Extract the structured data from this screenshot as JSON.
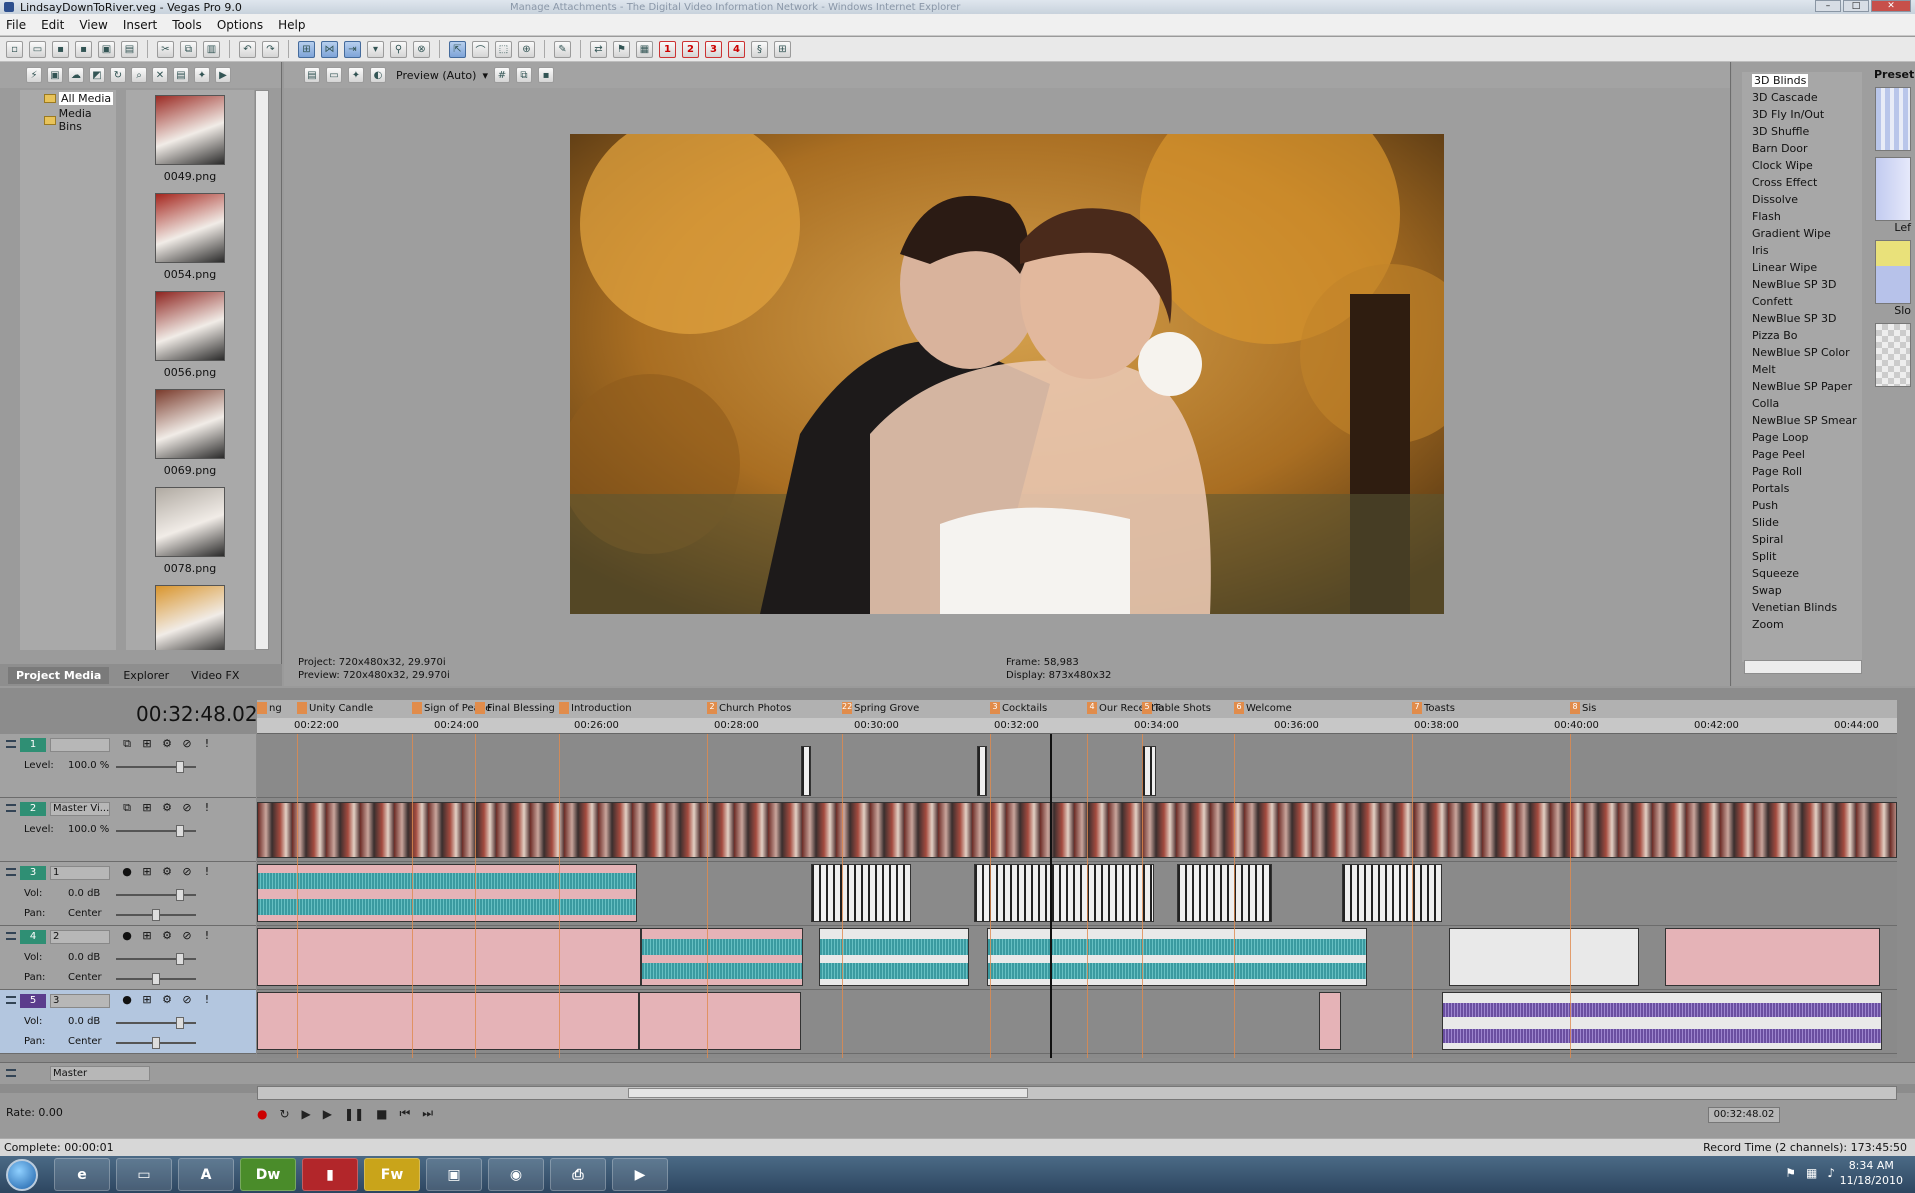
{
  "window": {
    "title": "LindsayDownToRiver.veg - Vegas Pro 9.0",
    "background_window": "Manage Attachments - The Digital Video Information Network - Windows Internet Explorer"
  },
  "menu": [
    "File",
    "Edit",
    "View",
    "Insert",
    "Tools",
    "Options",
    "Help"
  ],
  "toolbar": {
    "group_numbers": [
      "1",
      "2",
      "3",
      "4"
    ]
  },
  "media": {
    "tree": [
      {
        "label": "All Media",
        "selected": true
      },
      {
        "label": "Media Bins",
        "selected": false
      }
    ],
    "thumbnails": [
      {
        "name": "0049.png",
        "tone": "#9b2b24"
      },
      {
        "name": "0054.png",
        "tone": "#a5261e"
      },
      {
        "name": "0056.png",
        "tone": "#8e2520"
      },
      {
        "name": "0069.png",
        "tone": "#7a3b2c"
      },
      {
        "name": "0078.png",
        "tone": "#b0aaa2"
      },
      {
        "name": "",
        "tone": "#d9952d"
      }
    ],
    "tabs": [
      "Project Media",
      "Explorer",
      "Video FX"
    ]
  },
  "preview": {
    "mode": "Preview (Auto)",
    "project": "Project:  720x480x32, 29.970i",
    "preview": "Preview:  720x480x32, 29.970i",
    "frame": "Frame:    58,983",
    "display": "Display:  873x480x32"
  },
  "transitions": {
    "items": [
      "3D Blinds",
      "3D Cascade",
      "3D Fly In/Out",
      "3D Shuffle",
      "Barn Door",
      "Clock Wipe",
      "Cross Effect",
      "Dissolve",
      "Flash",
      "Gradient Wipe",
      "Iris",
      "Linear Wipe",
      "NewBlue SP 3D Confett",
      "NewBlue SP 3D Pizza Bo",
      "NewBlue SP Color Melt",
      "NewBlue SP Paper Colla",
      "NewBlue SP Smear",
      "Page Loop",
      "Page Peel",
      "Page Roll",
      "Portals",
      "Push",
      "Slide",
      "Spiral",
      "Split",
      "Squeeze",
      "Swap",
      "Venetian Blinds",
      "Zoom"
    ],
    "selected": "3D Blinds",
    "presets_label": "Preset:",
    "preset_names": [
      "Lef",
      "Slo"
    ]
  },
  "timeline": {
    "time": "00:32:48.02",
    "markers": [
      {
        "num": "",
        "label": "ng"
      },
      {
        "num": "",
        "label": "Unity Candle"
      },
      {
        "num": "",
        "label": "Sign of Peace"
      },
      {
        "num": "",
        "label": "Final Blessing"
      },
      {
        "num": "",
        "label": "Introduction"
      },
      {
        "num": "2",
        "label": "Church Photos"
      },
      {
        "num": "22",
        "label": "Spring Grove"
      },
      {
        "num": "3",
        "label": "Cocktails"
      },
      {
        "num": "4",
        "label": "Our Receptio"
      },
      {
        "num": "5",
        "label": "Table Shots"
      },
      {
        "num": "6",
        "label": "Welcome"
      },
      {
        "num": "7",
        "label": "Toasts"
      },
      {
        "num": "8",
        "label": "Sis"
      }
    ],
    "ruler": [
      "00:22:00",
      "00:24:00",
      "00:26:00",
      "00:28:00",
      "00:30:00",
      "00:32:00",
      "00:34:00",
      "00:36:00",
      "00:38:00",
      "00:40:00",
      "00:42:00",
      "00:44:00"
    ],
    "tracks": [
      {
        "num": "1",
        "type": "video",
        "name": "",
        "l1": "Level:",
        "v1": "100.0 %",
        "color": "#2f8f74"
      },
      {
        "num": "2",
        "type": "video",
        "name": "Master Vi...",
        "l1": "Level:",
        "v1": "100.0 %",
        "color": "#2f8f74"
      },
      {
        "num": "3",
        "type": "audio",
        "name": "1",
        "l1": "Vol:",
        "v1": "0.0 dB",
        "l2": "Pan:",
        "v2": "Center",
        "color": "#2f8f74"
      },
      {
        "num": "4",
        "type": "audio",
        "name": "2",
        "l1": "Vol:",
        "v1": "0.0 dB",
        "l2": "Pan:",
        "v2": "Center",
        "color": "#2f8f74"
      },
      {
        "num": "5",
        "type": "audio",
        "name": "3",
        "l1": "Vol:",
        "v1": "0.0 dB",
        "l2": "Pan:",
        "v2": "Center",
        "color": "#5b3c8c"
      }
    ],
    "master_label": "Master",
    "rate": "Rate: 0.00",
    "readout": "00:32:48.02"
  },
  "status": {
    "left": "Complete: 00:00:01",
    "right": "Record Time (2 channels): 173:45:50"
  },
  "taskbar": {
    "apps": [
      "Dw",
      "Fw"
    ],
    "clock_time": "8:34 AM",
    "clock_date": "11/18/2010"
  }
}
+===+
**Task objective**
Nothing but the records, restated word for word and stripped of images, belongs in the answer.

**Output**
Extract the structured data from this screenshot as JSON.
{
  "window": {
    "title": "LindsayDownToRiver.veg - Vegas Pro 9.0",
    "background_window": "Manage Attachments - The Digital Video Information Network - Windows Internet Explorer"
  },
  "menu": [
    "File",
    "Edit",
    "View",
    "Insert",
    "Tools",
    "Options",
    "Help"
  ],
  "toolbar": {
    "group_numbers": [
      "1",
      "2",
      "3",
      "4"
    ]
  },
  "media": {
    "tree": [
      {
        "label": "All Media",
        "selected": true
      },
      {
        "label": "Media Bins",
        "selected": false
      }
    ],
    "thumbnails": [
      {
        "name": "0049.png",
        "tone": "#9b2b24"
      },
      {
        "name": "0054.png",
        "tone": "#a5261e"
      },
      {
        "name": "0056.png",
        "tone": "#8e2520"
      },
      {
        "name": "0069.png",
        "tone": "#7a3b2c"
      },
      {
        "name": "0078.png",
        "tone": "#b0aaa2"
      },
      {
        "name": "",
        "tone": "#d9952d"
      }
    ],
    "tabs": [
      "Project Media",
      "Explorer",
      "Video FX"
    ]
  },
  "preview": {
    "mode": "Preview (Auto)",
    "project": "Project:  720x480x32, 29.970i",
    "preview": "Preview:  720x480x32, 29.970i",
    "frame": "Frame:    58,983",
    "display": "Display:  873x480x32"
  },
  "transitions": {
    "items": [
      "3D Blinds",
      "3D Cascade",
      "3D Fly In/Out",
      "3D Shuffle",
      "Barn Door",
      "Clock Wipe",
      "Cross Effect",
      "Dissolve",
      "Flash",
      "Gradient Wipe",
      "Iris",
      "Linear Wipe",
      "NewBlue SP 3D Confett",
      "NewBlue SP 3D Pizza Bo",
      "NewBlue SP Color Melt",
      "NewBlue SP Paper Colla",
      "NewBlue SP Smear",
      "Page Loop",
      "Page Peel",
      "Page Roll",
      "Portals",
      "Push",
      "Slide",
      "Spiral",
      "Split",
      "Squeeze",
      "Swap",
      "Venetian Blinds",
      "Zoom"
    ],
    "selected": "3D Blinds",
    "presets_label": "Preset:",
    "preset_names": [
      "Lef",
      "Slo"
    ]
  },
  "timeline": {
    "time": "00:32:48.02",
    "markers": [
      {
        "num": "",
        "label": "ng"
      },
      {
        "num": "",
        "label": "Unity Candle"
      },
      {
        "num": "",
        "label": "Sign of Peace"
      },
      {
        "num": "",
        "label": "Final Blessing"
      },
      {
        "num": "",
        "label": "Introduction"
      },
      {
        "num": "2",
        "label": "Church Photos"
      },
      {
        "num": "22",
        "label": "Spring Grove"
      },
      {
        "num": "3",
        "label": "Cocktails"
      },
      {
        "num": "4",
        "label": "Our Receptio"
      },
      {
        "num": "5",
        "label": "Table Shots"
      },
      {
        "num": "6",
        "label": "Welcome"
      },
      {
        "num": "7",
        "label": "Toasts"
      },
      {
        "num": "8",
        "label": "Sis"
      }
    ],
    "ruler": [
      "00:22:00",
      "00:24:00",
      "00:26:00",
      "00:28:00",
      "00:30:00",
      "00:32:00",
      "00:34:00",
      "00:36:00",
      "00:38:00",
      "00:40:00",
      "00:42:00",
      "00:44:00"
    ],
    "tracks": [
      {
        "num": "1",
        "type": "video",
        "name": "",
        "l1": "Level:",
        "v1": "100.0 %",
        "color": "#2f8f74"
      },
      {
        "num": "2",
        "type": "video",
        "name": "Master Vi...",
        "l1": "Level:",
        "v1": "100.0 %",
        "color": "#2f8f74"
      },
      {
        "num": "3",
        "type": "audio",
        "name": "1",
        "l1": "Vol:",
        "v1": "0.0 dB",
        "l2": "Pan:",
        "v2": "Center",
        "color": "#2f8f74"
      },
      {
        "num": "4",
        "type": "audio",
        "name": "2",
        "l1": "Vol:",
        "v1": "0.0 dB",
        "l2": "Pan:",
        "v2": "Center",
        "color": "#2f8f74"
      },
      {
        "num": "5",
        "type": "audio",
        "name": "3",
        "l1": "Vol:",
        "v1": "0.0 dB",
        "l2": "Pan:",
        "v2": "Center",
        "color": "#5b3c8c"
      }
    ],
    "master_label": "Master",
    "rate": "Rate: 0.00",
    "readout": "00:32:48.02"
  },
  "status": {
    "left": "Complete: 00:00:01",
    "right": "Record Time (2 channels): 173:45:50"
  },
  "taskbar": {
    "apps": [
      "Dw",
      "Fw"
    ],
    "clock_time": "8:34 AM",
    "clock_date": "11/18/2010"
  }
}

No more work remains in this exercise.